» Problem statement
Scan the data below and report how many lines include the word "Водительские". Nothing else is wanted.
━━━ Records for processing ━━━
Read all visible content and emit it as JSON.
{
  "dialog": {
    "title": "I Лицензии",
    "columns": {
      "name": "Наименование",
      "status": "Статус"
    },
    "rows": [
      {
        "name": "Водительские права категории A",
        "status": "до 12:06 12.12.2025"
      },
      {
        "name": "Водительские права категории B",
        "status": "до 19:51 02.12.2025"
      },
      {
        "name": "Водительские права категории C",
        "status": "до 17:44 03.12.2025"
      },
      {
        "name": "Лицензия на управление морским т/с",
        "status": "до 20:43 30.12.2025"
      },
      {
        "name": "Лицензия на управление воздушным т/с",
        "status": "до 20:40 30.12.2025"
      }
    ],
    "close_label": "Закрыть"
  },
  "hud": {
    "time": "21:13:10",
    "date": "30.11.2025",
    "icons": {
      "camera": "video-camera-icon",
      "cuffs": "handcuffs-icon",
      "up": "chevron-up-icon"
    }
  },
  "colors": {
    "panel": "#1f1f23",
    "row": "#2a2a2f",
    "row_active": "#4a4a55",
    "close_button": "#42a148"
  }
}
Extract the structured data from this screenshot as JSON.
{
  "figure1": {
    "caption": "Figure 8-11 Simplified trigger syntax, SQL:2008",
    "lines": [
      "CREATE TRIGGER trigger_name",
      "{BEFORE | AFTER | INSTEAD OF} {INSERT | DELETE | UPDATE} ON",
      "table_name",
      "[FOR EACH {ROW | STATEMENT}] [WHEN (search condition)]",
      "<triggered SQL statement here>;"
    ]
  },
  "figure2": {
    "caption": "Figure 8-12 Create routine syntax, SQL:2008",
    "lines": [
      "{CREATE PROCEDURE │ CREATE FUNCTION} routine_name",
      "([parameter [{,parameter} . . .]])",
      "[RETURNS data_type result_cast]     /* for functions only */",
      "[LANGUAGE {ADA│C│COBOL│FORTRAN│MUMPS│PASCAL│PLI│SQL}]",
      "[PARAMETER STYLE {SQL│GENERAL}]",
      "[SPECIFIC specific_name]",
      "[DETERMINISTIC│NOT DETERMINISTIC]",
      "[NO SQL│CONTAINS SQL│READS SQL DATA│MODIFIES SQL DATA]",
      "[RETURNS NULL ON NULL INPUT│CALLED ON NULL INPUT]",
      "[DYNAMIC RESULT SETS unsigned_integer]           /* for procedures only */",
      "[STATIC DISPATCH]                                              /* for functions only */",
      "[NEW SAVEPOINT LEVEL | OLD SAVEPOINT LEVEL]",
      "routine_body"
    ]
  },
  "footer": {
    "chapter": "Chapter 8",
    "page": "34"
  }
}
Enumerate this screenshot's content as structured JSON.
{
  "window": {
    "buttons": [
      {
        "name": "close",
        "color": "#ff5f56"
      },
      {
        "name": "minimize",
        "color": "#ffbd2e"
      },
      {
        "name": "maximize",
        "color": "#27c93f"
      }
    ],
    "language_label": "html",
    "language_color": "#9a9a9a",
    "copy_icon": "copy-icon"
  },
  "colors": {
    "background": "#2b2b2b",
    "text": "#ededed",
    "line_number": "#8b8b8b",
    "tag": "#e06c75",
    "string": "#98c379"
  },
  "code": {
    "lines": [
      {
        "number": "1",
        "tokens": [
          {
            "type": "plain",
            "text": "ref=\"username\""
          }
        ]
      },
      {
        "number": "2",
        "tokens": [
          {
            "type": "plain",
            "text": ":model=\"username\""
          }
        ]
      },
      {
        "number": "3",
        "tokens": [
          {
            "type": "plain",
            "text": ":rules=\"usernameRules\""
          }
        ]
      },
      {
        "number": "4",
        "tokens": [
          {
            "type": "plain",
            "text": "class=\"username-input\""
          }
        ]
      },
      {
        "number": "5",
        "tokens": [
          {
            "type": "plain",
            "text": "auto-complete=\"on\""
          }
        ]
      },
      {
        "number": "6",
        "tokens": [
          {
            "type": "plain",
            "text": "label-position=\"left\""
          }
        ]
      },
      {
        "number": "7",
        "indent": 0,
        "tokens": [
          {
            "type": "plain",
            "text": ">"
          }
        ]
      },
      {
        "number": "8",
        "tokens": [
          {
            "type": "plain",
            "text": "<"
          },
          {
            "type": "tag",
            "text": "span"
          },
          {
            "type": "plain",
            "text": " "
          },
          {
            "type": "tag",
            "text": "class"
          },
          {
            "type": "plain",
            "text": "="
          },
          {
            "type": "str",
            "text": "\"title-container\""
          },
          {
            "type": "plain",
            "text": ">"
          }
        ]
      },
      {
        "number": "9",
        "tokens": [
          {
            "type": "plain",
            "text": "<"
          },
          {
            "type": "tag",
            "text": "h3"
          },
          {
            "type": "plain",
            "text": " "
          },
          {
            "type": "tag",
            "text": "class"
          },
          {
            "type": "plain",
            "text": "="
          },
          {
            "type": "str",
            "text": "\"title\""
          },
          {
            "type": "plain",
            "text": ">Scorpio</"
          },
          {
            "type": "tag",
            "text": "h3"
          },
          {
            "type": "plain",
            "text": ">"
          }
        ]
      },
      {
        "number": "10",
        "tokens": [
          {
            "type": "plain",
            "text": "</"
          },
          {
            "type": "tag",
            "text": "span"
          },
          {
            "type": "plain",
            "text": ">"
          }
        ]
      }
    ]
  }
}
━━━
» Solution for this problem
3